Component data from apps and pages:
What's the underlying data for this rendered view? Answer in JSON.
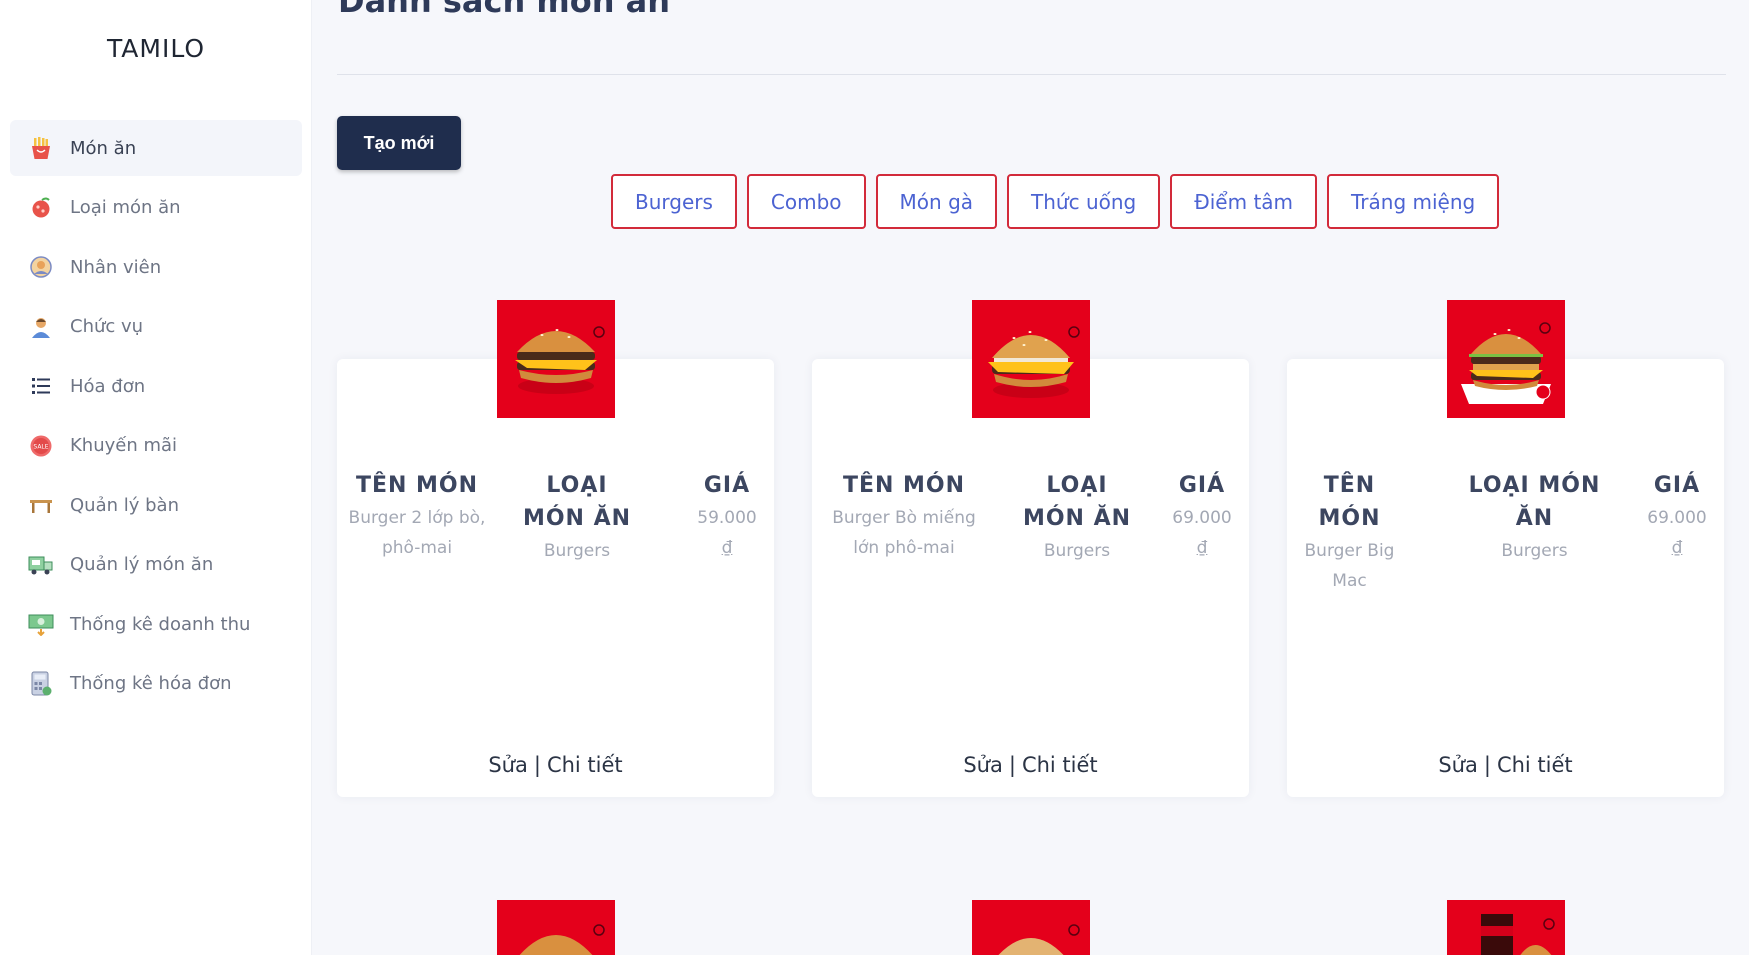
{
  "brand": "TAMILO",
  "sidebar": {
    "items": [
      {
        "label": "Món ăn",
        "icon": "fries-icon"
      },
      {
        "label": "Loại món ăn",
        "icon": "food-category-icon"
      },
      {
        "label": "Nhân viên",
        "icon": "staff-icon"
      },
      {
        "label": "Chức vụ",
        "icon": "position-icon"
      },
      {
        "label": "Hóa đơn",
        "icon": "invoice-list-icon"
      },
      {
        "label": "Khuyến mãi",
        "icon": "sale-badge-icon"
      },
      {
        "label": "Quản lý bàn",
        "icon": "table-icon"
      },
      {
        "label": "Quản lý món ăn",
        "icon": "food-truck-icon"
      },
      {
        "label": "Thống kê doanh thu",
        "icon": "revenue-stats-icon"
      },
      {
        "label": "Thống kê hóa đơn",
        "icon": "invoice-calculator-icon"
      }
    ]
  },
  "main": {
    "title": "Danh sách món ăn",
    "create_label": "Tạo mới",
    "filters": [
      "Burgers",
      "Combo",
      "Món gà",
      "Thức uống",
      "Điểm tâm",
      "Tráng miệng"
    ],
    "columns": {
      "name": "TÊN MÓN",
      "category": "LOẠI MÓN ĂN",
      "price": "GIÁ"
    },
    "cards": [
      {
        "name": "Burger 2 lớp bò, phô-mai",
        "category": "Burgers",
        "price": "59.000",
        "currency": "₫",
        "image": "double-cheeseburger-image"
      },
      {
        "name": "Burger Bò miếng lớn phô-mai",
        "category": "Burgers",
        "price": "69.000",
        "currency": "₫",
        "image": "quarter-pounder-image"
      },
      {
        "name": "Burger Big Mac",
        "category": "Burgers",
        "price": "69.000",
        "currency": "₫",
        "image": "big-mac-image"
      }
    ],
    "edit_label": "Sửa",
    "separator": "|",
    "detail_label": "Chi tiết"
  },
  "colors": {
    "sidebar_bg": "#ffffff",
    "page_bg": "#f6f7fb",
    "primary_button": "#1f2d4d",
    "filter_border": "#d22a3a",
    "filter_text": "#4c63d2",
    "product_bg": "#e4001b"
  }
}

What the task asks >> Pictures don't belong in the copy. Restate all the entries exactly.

Reply to the task >>
What's the underlying data for this rendered view? Answer in JSON.
{
  "brand": "TAMILO",
  "sidebar": {
    "items": [
      {
        "label": "Món ăn",
        "icon": "fries-icon"
      },
      {
        "label": "Loại món ăn",
        "icon": "food-category-icon"
      },
      {
        "label": "Nhân viên",
        "icon": "staff-icon"
      },
      {
        "label": "Chức vụ",
        "icon": "position-icon"
      },
      {
        "label": "Hóa đơn",
        "icon": "invoice-list-icon"
      },
      {
        "label": "Khuyến mãi",
        "icon": "sale-badge-icon"
      },
      {
        "label": "Quản lý bàn",
        "icon": "table-icon"
      },
      {
        "label": "Quản lý món ăn",
        "icon": "food-truck-icon"
      },
      {
        "label": "Thống kê doanh thu",
        "icon": "revenue-stats-icon"
      },
      {
        "label": "Thống kê hóa đơn",
        "icon": "invoice-calculator-icon"
      }
    ]
  },
  "main": {
    "title": "Danh sách món ăn",
    "create_label": "Tạo mới",
    "filters": [
      "Burgers",
      "Combo",
      "Món gà",
      "Thức uống",
      "Điểm tâm",
      "Tráng miệng"
    ],
    "columns": {
      "name": "TÊN MÓN",
      "category": "LOẠI MÓN ĂN",
      "price": "GIÁ"
    },
    "cards": [
      {
        "name": "Burger 2 lớp bò, phô-mai",
        "category": "Burgers",
        "price": "59.000",
        "currency": "₫",
        "image": "double-cheeseburger-image"
      },
      {
        "name": "Burger Bò miếng lớn phô-mai",
        "category": "Burgers",
        "price": "69.000",
        "currency": "₫",
        "image": "quarter-pounder-image"
      },
      {
        "name": "Burger Big Mac",
        "category": "Burgers",
        "price": "69.000",
        "currency": "₫",
        "image": "big-mac-image"
      }
    ],
    "edit_label": "Sửa",
    "separator": "|",
    "detail_label": "Chi tiết"
  },
  "colors": {
    "sidebar_bg": "#ffffff",
    "page_bg": "#f6f7fb",
    "primary_button": "#1f2d4d",
    "filter_border": "#d22a3a",
    "filter_text": "#4c63d2",
    "product_bg": "#e4001b"
  }
}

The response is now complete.